Washington – US President Donald Trump’s administration declined to name any major trading partner as a currency manipulator in a highly anticipated report on Friday, backing away from a key Trump campaign promise to slap such a label on China.
The semi-annual US Treasury currency report did, however, keep China on a currency “monitoring list” despite a lower global current account surplus, citing China’s unusually large, bilateral trade surplus with the United States.
China and Germany are not manipulating the value of their currencies to gain an unfair trade advantage, but both should do more to reduce their large trade surpluses with the United States, the Treasury Department said Friday.
The decision was expected after President Donald Trump this week reversed himself and said China was not a currency manipulator, according to AFP.
Five other trading partners who were on last October’s monitoring list — Japan, South Korea, Taiwan, Germany and Switzerland — also remain on the list, ensuring that the Treasury would apply extra scrutiny to their foreign exchange and economic policies.
The Treasury report recognized what many analysts have said over the past year, namely that China has recently intervened in foreign exchange markets to prop up the value of its yuan currency, not push it lower to make Chinese exports cheaper.
The Treasury also warned that it will scrutinize China’s trade and currency practices very closely and called for faster opening of China’s economy to US goods and services and a shift away from exports to more domestic consumption.
“China will need to demonstrate that its lack of intervention to resist appreciation over the last three years represents a durable policy shift by letting the RMB (yuan) rise with market forces once appreciation pressures resume,” the report said.
Trump repeatedly pledged in his election campaign to name China as a currency manipulator on his first day in office — prompting fears of a trade war — but did not do so.
China met only one of the three criteria required to be labeled a currency manipulator — a large trade surplus with the United States — while Germany also met a second: a current account surplus amounting to more than three percent of the nation’s economic output.
Germany, as part of the Eurozone, cannot act unilaterally to change the value of the euro.
A weaker currency makes exports cheaper compared with those of competitors.
Declaring a country a manipulator would set off a process including negotiations that could culminate in punitive trade sanctions on the offender.
Treasury Secretary Steven Mnuchin said ensuring a level playing field for US businesses is an “essential component of this administration’s strategy.”
“Expanding trade in a way that is freer and fairer for all Americans requires that other economies avoid unfair currency practices, and we will continue to monitor this carefully,” he said in statement.
The Treasury Department said Germany should take steps, notably spending policies, “to encourage stronger domestic demand growth,” something the country’s trading partners and the International Monetary Fund have been urging for some time.
Increased demand “would place upward pressure on the euro… and help reduce its large external imbalances,” increasing domestic consumption, including of imported goods.

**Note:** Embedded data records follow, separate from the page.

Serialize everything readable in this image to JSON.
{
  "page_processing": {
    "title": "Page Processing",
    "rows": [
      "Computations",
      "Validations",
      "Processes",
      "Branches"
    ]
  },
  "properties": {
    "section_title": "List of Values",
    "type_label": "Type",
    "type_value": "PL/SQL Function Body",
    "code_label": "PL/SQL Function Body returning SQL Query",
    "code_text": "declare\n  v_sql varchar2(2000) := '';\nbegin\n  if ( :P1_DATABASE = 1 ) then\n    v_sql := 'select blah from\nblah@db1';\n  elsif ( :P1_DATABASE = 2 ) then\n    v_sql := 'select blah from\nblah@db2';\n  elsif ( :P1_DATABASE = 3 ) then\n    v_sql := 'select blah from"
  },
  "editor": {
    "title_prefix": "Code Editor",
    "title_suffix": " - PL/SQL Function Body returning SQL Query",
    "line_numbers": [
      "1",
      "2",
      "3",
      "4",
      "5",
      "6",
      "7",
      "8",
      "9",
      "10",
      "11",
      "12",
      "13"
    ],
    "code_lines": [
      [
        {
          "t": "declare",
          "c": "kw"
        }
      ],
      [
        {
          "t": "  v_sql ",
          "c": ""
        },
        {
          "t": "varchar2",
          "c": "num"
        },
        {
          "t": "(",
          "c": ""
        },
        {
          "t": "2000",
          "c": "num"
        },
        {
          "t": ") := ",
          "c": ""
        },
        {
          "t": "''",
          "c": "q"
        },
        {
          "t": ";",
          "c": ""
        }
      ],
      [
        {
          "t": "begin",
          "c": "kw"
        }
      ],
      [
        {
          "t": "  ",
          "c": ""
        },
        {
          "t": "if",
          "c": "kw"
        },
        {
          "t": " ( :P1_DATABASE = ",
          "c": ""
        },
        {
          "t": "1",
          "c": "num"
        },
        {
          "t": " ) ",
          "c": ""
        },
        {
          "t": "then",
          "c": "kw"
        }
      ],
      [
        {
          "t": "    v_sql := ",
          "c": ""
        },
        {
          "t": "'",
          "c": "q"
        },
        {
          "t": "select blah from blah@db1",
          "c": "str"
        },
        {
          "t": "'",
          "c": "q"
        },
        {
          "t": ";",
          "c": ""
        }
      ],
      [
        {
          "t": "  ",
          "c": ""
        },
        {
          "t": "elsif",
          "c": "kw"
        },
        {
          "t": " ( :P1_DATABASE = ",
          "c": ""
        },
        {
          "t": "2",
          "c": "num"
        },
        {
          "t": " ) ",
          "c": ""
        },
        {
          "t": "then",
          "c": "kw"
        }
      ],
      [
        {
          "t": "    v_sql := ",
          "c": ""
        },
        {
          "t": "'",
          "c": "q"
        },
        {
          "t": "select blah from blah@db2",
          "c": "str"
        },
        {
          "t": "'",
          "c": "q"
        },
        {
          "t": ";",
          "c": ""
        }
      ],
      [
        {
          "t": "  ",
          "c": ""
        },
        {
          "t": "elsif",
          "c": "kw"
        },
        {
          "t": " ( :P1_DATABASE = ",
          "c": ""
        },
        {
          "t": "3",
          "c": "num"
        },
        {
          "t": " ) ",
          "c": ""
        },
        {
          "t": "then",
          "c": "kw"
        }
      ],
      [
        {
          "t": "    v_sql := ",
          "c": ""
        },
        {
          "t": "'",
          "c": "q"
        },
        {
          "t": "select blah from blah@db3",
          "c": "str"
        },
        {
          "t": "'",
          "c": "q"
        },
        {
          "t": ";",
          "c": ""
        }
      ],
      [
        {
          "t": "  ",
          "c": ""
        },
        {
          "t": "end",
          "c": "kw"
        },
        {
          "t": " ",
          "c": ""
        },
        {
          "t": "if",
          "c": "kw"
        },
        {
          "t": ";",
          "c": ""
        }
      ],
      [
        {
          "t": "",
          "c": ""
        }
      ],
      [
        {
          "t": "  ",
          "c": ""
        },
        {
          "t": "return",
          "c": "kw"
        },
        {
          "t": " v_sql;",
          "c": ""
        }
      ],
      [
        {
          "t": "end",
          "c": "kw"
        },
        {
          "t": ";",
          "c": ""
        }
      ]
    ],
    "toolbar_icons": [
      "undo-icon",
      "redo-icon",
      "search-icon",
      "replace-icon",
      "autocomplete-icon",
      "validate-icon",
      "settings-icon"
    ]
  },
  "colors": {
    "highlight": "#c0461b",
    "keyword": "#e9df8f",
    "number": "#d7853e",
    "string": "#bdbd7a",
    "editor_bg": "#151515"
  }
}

Those imbalances include its $65 billion goods trade surplus with the United States last year, and what the department calls “the world’s largest current account surplus at close to $300 billion.”